The construction of the Flavian Amphitheatre was financed by the Emperor Vespasian in 71–72 ce with the riches from the conquest of Jerusalem and carried out by his son Titus, who inaugurated the building in 80 ce. Domitian (81–96) completed the amphitheatre district, which extended from the Velian Hill to the present Basilica of San Clemente, and included the four barracks (ludi), the infirmary (samiarium), the weapons store (armamentarium), the mortuary (spoliarium), and the barracks of the sailors of the fleet of Misenum (Castra Misenatium) whose task it was to operate the velum, the awning that shaded the spectators from the sun. The building became known as the Colosseum from a colossal statue that stood near it. The amphitheatre was in use as such until 523 ce, when it is recorded that it was the scene of the last animal hunt, organized by Anicius Maximus at the beginning of his consulate.
The Colosseum is the largest amphitheatre in the Roman world, an oval 187.75 × 155.60 m (205.32 × 170.16 yds). The sand covered arena measures 77.50 × 45.60 m (84.75 × 49.68 yds.). The tiered seating (cavea) ran around the perimeter, holding between 40,000 and 55,000 spectators and divided into five horizontal sectors (maeniana) separated by aisles.

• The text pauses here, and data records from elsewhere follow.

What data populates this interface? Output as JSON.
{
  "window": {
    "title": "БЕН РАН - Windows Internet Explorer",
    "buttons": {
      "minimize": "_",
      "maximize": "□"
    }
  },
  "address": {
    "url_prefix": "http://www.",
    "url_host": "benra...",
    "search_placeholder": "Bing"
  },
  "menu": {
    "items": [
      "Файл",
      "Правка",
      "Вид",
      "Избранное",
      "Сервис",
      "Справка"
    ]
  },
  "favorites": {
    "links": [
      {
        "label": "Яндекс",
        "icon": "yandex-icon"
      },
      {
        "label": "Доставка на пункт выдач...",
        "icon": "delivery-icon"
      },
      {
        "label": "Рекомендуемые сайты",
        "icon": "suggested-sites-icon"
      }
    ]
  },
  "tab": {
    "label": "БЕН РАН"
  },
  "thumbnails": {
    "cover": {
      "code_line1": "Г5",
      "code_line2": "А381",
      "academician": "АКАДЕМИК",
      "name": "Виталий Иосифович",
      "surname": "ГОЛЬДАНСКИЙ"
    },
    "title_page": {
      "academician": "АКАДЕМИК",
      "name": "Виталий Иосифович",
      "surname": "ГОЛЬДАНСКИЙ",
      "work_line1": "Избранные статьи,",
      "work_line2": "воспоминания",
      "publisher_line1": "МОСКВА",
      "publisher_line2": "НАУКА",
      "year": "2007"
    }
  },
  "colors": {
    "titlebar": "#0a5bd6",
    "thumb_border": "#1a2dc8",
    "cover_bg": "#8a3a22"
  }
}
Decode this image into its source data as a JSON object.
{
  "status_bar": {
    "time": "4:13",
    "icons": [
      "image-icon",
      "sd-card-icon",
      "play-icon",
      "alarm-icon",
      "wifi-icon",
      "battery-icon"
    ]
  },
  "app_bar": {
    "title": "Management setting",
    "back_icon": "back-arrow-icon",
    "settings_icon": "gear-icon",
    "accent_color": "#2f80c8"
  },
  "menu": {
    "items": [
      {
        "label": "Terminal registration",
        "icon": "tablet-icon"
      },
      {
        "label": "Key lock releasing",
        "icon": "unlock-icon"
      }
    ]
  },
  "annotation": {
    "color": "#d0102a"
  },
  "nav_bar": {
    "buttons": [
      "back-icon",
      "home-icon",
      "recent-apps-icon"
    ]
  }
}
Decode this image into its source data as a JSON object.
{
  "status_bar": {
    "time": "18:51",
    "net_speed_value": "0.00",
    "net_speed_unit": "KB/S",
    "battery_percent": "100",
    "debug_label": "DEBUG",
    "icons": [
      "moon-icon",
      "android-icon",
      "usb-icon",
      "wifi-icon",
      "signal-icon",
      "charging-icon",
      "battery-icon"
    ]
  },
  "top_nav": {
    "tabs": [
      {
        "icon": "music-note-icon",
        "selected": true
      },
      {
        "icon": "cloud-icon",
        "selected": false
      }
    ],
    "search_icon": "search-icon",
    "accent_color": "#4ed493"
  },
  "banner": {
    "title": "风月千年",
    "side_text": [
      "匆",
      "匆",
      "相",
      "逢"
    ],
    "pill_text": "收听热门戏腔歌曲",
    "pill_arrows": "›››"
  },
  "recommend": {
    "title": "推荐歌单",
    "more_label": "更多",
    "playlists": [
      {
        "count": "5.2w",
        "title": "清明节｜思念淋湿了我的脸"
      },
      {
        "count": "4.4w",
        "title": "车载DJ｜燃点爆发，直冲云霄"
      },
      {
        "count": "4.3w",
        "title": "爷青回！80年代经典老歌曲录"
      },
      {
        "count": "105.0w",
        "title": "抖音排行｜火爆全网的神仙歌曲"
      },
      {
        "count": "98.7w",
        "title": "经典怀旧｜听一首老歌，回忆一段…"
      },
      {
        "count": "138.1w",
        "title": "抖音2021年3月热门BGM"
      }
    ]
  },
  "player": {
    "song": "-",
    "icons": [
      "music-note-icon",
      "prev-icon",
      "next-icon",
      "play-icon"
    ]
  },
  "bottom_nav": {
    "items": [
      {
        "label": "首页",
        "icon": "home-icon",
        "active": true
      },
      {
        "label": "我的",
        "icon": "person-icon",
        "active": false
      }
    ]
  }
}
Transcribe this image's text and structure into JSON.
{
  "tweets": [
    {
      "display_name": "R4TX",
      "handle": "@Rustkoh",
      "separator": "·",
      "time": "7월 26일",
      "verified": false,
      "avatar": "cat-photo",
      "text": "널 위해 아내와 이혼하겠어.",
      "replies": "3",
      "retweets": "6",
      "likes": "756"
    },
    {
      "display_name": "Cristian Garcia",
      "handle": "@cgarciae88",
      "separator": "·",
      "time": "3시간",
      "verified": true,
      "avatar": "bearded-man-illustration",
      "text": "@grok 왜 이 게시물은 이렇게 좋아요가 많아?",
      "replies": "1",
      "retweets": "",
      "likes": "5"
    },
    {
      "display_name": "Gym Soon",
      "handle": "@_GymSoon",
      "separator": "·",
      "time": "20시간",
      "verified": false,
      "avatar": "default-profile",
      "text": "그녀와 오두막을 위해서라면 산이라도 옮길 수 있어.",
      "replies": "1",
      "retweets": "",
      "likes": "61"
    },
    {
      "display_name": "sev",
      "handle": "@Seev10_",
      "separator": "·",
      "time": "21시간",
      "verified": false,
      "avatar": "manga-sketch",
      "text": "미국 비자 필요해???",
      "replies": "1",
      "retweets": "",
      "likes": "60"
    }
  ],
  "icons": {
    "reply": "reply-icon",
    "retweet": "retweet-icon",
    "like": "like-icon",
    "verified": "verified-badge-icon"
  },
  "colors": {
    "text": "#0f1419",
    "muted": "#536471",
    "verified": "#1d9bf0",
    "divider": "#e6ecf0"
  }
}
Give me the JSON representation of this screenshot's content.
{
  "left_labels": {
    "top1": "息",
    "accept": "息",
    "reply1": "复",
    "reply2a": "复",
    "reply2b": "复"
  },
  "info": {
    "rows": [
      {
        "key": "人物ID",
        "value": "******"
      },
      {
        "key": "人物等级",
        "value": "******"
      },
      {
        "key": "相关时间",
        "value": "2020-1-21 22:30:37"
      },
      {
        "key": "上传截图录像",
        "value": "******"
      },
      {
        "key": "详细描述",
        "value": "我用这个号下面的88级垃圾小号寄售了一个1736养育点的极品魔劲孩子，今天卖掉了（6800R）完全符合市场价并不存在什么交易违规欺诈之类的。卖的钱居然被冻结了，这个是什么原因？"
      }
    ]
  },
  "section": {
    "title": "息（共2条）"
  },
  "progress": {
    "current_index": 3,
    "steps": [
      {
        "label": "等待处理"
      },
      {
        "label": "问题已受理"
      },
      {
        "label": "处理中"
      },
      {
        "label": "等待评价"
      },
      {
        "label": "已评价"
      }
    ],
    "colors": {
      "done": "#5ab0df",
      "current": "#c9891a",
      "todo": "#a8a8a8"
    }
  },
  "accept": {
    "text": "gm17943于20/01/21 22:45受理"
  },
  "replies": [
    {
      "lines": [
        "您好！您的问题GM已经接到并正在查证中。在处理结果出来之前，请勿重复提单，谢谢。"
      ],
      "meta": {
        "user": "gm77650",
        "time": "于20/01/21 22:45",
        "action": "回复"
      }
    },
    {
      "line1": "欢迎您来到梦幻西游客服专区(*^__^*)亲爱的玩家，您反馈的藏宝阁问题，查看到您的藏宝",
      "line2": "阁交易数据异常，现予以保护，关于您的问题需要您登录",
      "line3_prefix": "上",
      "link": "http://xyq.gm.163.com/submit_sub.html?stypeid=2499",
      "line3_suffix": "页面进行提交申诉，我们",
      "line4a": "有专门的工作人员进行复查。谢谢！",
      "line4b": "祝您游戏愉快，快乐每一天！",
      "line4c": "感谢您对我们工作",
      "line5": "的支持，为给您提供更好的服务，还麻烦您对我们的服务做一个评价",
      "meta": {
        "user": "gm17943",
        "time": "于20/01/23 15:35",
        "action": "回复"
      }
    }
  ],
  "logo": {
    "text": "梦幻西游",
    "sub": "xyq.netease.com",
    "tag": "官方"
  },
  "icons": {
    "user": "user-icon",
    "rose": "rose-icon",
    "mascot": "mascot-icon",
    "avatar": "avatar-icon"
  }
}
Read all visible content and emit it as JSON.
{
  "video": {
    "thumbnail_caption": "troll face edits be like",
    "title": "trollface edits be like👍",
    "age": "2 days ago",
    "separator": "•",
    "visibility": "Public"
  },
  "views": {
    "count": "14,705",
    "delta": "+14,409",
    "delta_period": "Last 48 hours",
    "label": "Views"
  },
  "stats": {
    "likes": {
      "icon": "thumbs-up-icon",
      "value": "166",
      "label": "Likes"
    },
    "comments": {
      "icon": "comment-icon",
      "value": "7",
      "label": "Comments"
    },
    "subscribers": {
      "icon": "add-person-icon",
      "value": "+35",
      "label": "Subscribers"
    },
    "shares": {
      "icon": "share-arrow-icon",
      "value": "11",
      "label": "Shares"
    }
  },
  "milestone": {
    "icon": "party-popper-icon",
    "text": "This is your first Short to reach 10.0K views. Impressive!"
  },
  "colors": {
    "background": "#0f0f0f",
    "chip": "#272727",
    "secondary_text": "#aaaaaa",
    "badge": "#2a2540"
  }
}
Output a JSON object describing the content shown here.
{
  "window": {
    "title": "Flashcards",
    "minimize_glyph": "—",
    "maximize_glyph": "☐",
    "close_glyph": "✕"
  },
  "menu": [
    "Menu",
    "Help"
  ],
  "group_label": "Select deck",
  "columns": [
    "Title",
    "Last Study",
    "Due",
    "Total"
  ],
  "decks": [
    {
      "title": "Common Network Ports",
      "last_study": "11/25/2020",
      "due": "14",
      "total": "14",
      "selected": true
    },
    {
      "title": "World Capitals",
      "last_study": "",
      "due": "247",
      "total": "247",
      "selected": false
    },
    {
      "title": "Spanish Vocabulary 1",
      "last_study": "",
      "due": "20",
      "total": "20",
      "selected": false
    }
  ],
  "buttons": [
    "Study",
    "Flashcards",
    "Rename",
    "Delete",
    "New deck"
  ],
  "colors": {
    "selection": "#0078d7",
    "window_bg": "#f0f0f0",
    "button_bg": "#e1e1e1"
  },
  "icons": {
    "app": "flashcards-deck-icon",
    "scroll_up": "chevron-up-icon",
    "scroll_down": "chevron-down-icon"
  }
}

The travertine facade rose 48.5 m (53 yds.) in three superimposed tiers of arcades and an attic storey. Each tier of arcades was decorated by the addition of applied Classical orders of engaged semicolumns: Tuscan (Doric columns with bases) Ionic, and Corinthian. The lofty attic storey had applied Corinthian pilasters.
- Roman Material Culture
Updated in this version
Article rewritten and expanded to reflect current scholarship.